Ever since Nicholas Winding Refn’s Pusher trilogy, which began in the Tarantino-influenced 1990s, I have been a fan of Danish crime cinema. Not since then has a Danish crime film or director provided a character study as compelling and visceral as Michaël R. Roskam’s Academy Award nominated Bullhead. Each frame is assuredly presented in a way which appears completely intentional, unfolding a uniquely confident debut.
The simplistic storyline is given added depth with the complexity of the protagonist and his dark past, which is shown to us through a series of flashbacks. A childhood trauma leaves cattle farmer Jacky Vanmarsenille (Matthais Schoenaerts) with a heavy reliance on illegal steroids and hormones, which he also uses on his livestock. After making a deal with a notorious Mafioso meat trader being investigated by the police, Jacky becomes a part of the investigation. The only thing protecting him is a childhood friend working with the police as an informant, who also just happens to have a debt owed to Jacky.

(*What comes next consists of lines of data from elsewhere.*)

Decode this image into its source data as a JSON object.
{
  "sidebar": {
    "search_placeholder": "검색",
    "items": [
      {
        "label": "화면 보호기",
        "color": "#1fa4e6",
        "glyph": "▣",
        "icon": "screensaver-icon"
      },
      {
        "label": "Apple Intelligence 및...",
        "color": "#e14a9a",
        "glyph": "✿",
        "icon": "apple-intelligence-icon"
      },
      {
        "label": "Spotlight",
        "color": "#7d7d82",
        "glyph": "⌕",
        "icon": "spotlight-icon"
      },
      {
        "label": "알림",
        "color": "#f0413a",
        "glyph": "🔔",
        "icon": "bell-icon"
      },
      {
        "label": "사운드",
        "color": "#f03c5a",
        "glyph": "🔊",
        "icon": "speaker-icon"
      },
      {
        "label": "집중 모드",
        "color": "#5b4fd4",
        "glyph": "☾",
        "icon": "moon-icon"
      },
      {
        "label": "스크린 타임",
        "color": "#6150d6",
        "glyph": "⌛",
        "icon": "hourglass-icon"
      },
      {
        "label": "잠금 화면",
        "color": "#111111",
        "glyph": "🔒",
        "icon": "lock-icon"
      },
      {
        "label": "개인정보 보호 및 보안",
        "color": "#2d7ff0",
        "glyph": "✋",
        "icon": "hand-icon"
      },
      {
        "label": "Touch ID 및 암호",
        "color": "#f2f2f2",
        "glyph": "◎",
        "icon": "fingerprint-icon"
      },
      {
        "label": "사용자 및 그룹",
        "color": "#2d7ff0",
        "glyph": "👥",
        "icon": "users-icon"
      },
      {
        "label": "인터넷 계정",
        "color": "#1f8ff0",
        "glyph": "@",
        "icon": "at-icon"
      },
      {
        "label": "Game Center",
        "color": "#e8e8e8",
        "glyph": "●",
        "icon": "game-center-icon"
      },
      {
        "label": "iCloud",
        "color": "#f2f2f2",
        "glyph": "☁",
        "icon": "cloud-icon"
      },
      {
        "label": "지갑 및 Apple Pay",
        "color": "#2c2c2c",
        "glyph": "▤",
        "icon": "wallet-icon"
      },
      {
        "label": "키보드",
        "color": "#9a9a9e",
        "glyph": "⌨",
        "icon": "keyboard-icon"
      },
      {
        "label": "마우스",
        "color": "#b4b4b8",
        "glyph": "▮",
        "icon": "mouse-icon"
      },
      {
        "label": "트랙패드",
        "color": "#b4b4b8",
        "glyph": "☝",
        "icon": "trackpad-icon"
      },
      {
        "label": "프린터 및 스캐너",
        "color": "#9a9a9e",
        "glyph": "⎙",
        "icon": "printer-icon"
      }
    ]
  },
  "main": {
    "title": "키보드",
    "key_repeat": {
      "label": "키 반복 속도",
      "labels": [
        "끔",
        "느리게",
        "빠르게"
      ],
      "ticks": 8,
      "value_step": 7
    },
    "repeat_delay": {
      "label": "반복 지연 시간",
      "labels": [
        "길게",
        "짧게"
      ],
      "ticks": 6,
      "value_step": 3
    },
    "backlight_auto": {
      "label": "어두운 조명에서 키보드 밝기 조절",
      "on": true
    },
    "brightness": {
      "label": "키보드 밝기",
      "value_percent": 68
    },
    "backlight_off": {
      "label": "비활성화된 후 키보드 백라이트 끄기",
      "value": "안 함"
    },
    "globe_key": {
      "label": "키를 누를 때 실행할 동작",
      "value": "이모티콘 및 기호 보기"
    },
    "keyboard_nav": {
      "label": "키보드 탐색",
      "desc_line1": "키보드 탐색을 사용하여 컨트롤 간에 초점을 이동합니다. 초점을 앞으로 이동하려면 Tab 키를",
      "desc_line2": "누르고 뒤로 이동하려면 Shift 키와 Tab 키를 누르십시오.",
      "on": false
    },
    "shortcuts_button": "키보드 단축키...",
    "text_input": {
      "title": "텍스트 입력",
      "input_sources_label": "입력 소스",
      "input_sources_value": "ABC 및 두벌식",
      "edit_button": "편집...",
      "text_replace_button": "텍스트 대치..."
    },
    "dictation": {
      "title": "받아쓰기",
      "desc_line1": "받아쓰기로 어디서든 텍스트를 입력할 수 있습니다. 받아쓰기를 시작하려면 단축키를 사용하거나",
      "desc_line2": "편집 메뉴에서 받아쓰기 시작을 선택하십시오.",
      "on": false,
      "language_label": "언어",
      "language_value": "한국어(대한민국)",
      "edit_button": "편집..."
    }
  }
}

The investigation becomes increasingly heated when a federal agent investigating the use of illegal steroids in cattle is killed, and suddenly everyone with a connection to the crime is in danger. While Jacky should be more concerned with the investigating police, he becomes obsessed with a girl from his past. Schoenaerts gives a remarkable breakout performance as Jacky, though it is a character of few words. Bullhead itself is not dialogue heavy, but gets a message across with the power of well-placed images. Even the scenery and supposed throwaway shots have purpose to the themes within the storyline, all building to an inevitable climax.
The Blu-ray release of Bullhead is one of the first for Drafthouse Films, who have begun a solid tradition of insert booklets, a practice previously reserved for the prestigious Criterion collection. The Drafthouse inserts often include comments from fellow filmmakers, and Bullhead is no exception. There is a brief essay from Michael Mann on the film, as well as an excerpt from an interview with actor Udo Kier on the film. The sixteen-page booklet also includes some of the film’s excellent photography in some still shots, and the disc itself also has plenty of special features.
There is a director’s commentary with Roskam, as well as a making-of featurette. There are also a series of interviews, both with Roskam and his star, Schoenaerts, and a short film which the two also collaborated on.